It's about Time
The recent daylight savings time change highlighted a big challenge to the Paleo lifestyle that has long bothered me: the very time we keep is unnatural and unhealthy.
For primal humans, time was simply a function of the sun's position in the sky relative to each individual, and even now our bodies' circadian rhythms are naturally set to our individual solar time.This is the time primal humans lived by: when the sun is directly over YOUR head, your unique solar time will be noon, for example. Yet nowadays this link to the sun has been distorted by artificial constructs like time zones and daylight savings time. By planning our sleep, meals, workouts etc. by artificial modern time (as most of us do), we inadvertently throw our circadian rhythms off kilter every day, with detrimental effects to our health.
Anyway, has the dichotomy between modern and primal time has occurred to/bothered anyone else? Anyone have any strategies for coping with modern time distortions (carrying a sundial around, maybe)?
(Shameless plug: I recently got together with another like-minded paleo/geek friend and programmed an app for Android phones that displays users' unique solar time, based on their precise real-time position relative to the sun. We've thrown the app up on the Android market for free and without ads, to help out fellow Paleos who want to live by their natural solar time. You can check us out at anatimi)
Nice work on the app. I've been using this webpage: http://www.esrl.noaa.gov/gmd/grad/solcalc/
but the interface is pretty clunky. It would be MUCH faster is you could just type in your zip code. I started thinking about solar noon about a year or more ago when I was thinking about getting vitamin D naturally. I try to go outside close to solar noon and if possible lay out for a few minutes then.
Are you doing a version for the iPhone?
Yodiewan, thanks so much for that link. Until now I had been reckoning using dawn and dusk which is much less accurate.
I find that exposing myself to sunlight as close to solar noon as possible helps maintain my circadian rhythm. When I can't get outside during the day, I have a harder time falling asleep and staying that way.
"We've thrown the app up on the Android market for free and without ads, to help out fellow Paleos who want to live by their natural solar time."
The app doesn't look like it's free, in fact it looks like it costs $1.99.
No problem. I think it's helpful for people like me who work desk jobs and don't see much of the sun to get the most bang for our buck. I also found this one that allows you to print solar noon times for the whole year: Print A Solar Noon Calendar for every day in the year for your exact location

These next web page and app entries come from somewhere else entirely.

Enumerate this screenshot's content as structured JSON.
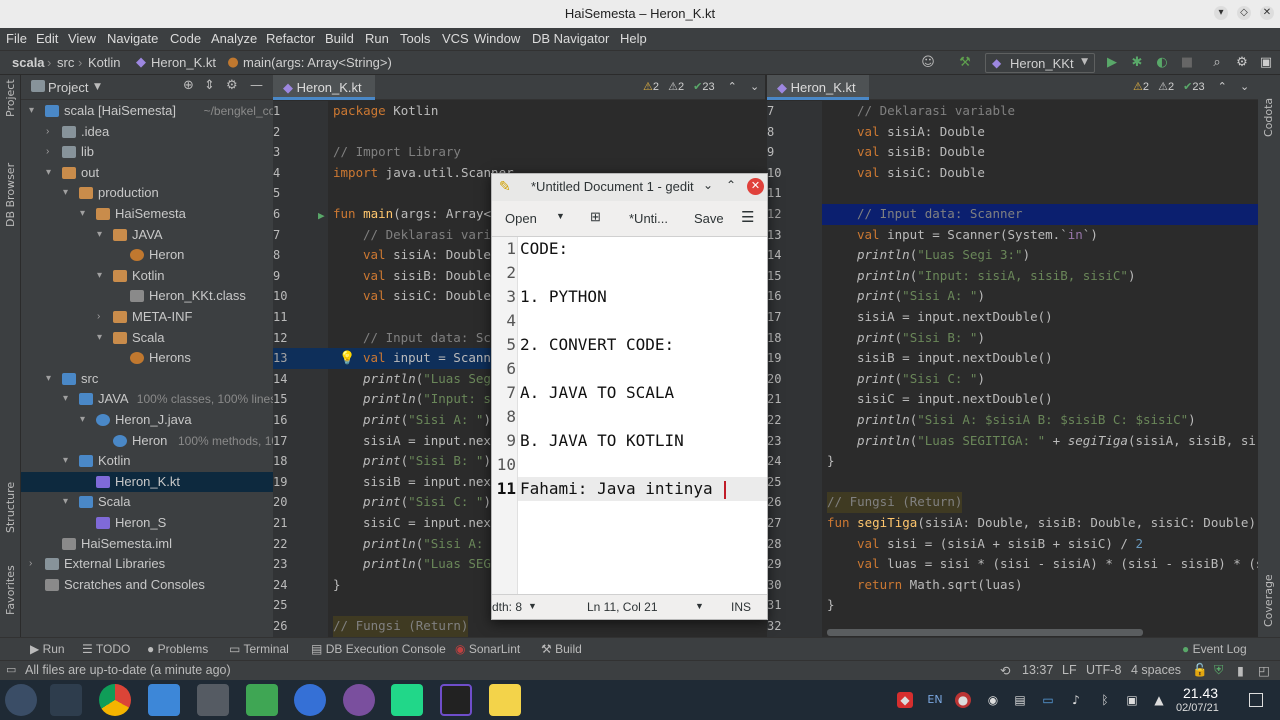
{
  "window": {
    "title": "HaiSemesta – Heron_K.kt"
  },
  "menu": [
    "File",
    "Edit",
    "View",
    "Navigate",
    "Code",
    "Analyze",
    "Refactor",
    "Build",
    "Run",
    "Tools",
    "VCS",
    "Window",
    "DB Navigator",
    "Help"
  ],
  "breadcrumb": [
    "scala",
    "src",
    "Kotlin",
    "Heron_K.kt",
    "main(args: Array<String>)"
  ],
  "run_config": "Heron_KKt",
  "project_panel": {
    "title": "Project"
  },
  "left_strip": [
    "Project",
    "DB Browser",
    "Structure",
    "Favorites"
  ],
  "right_strip": [
    "Codota",
    "Coverage"
  ],
  "tree": [
    {
      "label": "scala [HaiSemesta]",
      "hint": "~/bengkel_code/"
    },
    {
      "label": ".idea"
    },
    {
      "label": "lib"
    },
    {
      "label": "out"
    },
    {
      "label": "production"
    },
    {
      "label": "HaiSemesta"
    },
    {
      "label": "JAVA"
    },
    {
      "label": "Heron"
    },
    {
      "label": "Kotlin"
    },
    {
      "label": "Heron_KKt.class"
    },
    {
      "label": "META-INF"
    },
    {
      "label": "Scala"
    },
    {
      "label": "Herons"
    },
    {
      "label": "src"
    },
    {
      "label": "JAVA",
      "hint": "100% classes, 100% lines c"
    },
    {
      "label": "Heron_J.java"
    },
    {
      "label": "Heron",
      "hint": "100% methods, 10"
    },
    {
      "label": "Kotlin"
    },
    {
      "label": "Heron_K.kt"
    },
    {
      "label": "Scala"
    },
    {
      "label": "Heron_S"
    },
    {
      "label": "HaiSemesta.iml"
    },
    {
      "label": "External Libraries"
    },
    {
      "label": "Scratches and Consoles"
    }
  ],
  "left_editor": {
    "tab": "Heron_K.kt",
    "warnings": {
      "a": "2",
      "b": "2",
      "c": "23"
    },
    "line_numbers": [
      "1",
      "2",
      "3",
      "4",
      "5",
      "6",
      "7",
      "8",
      "9",
      "10",
      "11",
      "12",
      "13",
      "14",
      "15",
      "16",
      "17",
      "18",
      "19",
      "20",
      "21",
      "22",
      "23",
      "24",
      "25",
      "26"
    ]
  },
  "right_editor": {
    "tab": "Heron_K.kt",
    "warnings": {
      "a": "2",
      "b": "2",
      "c": "23"
    },
    "line_numbers": [
      "7",
      "8",
      "9",
      "10",
      "11",
      "12",
      "13",
      "14",
      "15",
      "16",
      "17",
      "18",
      "19",
      "20",
      "21",
      "22",
      "23",
      "24",
      "25",
      "26",
      "27",
      "28",
      "29",
      "30",
      "31",
      "32"
    ]
  },
  "gedit": {
    "title": "*Untitled Document 1 - gedit",
    "open_label": "Open",
    "tab_label": "*Unti...",
    "save_label": "Save",
    "lines": [
      "CODE:",
      "",
      "1. PYTHON",
      "",
      "2. CONVERT CODE:",
      "",
      "A. JAVA TO SCALA",
      "",
      "B. JAVA TO KOTLIN",
      "",
      "Fahami: Java intinya"
    ],
    "status": {
      "width": "dth: 8",
      "position": "Ln 11, Col 21",
      "mode": "INS"
    }
  },
  "tool_windows": [
    "Run",
    "TODO",
    "Problems",
    "Terminal",
    "DB Execution Console",
    "SonarLint",
    "Build",
    "Event Log"
  ],
  "status_bar": {
    "message": "All files are up-to-date (a minute ago)",
    "position": "13:37",
    "line_sep": "LF",
    "encoding": "UTF-8",
    "indent": "4 spaces"
  },
  "taskbar": {
    "time": "21.43",
    "date": "02/07/21",
    "lang": "EN"
  },
  "colors": {
    "accent": "#4a88c7",
    "keyword": "#cc7832",
    "string": "#6a8759",
    "comment": "#808080"
  }
}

Originally Posted by Timothy
Last edited by yodiewan; 11-07-2011 at 07:16 PM.
I don't know if I totally buy the natural time thing completely. Humans are cultural and there's no reason to think we didn't hang around the fire dancing and playing musical instruments or telling stories late into the evening. Some cultures sleep in groups with people waking up for a while during the night for socializing, then returning to bed a few hours later.
When I was hiking the Pacific Crest Trail I often went to sleep at night well before the sky was dark and sometimes even before the sun was set. Some nights I spent hours awake because the moon is extraordinarily bright when there are no competing lights in the sky. It was almost daylight some nights. Even the birds would be fooled sometimes. Meanwhile, I noticed that the sun was most vertical around 1pm, not noon, and that it's hottest late in the afternoon, not at mid-day.
My point is our assumptions about the sun, the night, sleep and circadian rhythms are probably full of falsehoods.
My dairy goats keep me on real time.
The natural solar time app is absolutely free:
Originally Posted by Dracil
Glamorama, we do have an iPhone version in the works (although programming for Apple isn't nearly as fun ). I'll be sure to spread the word when it comes through!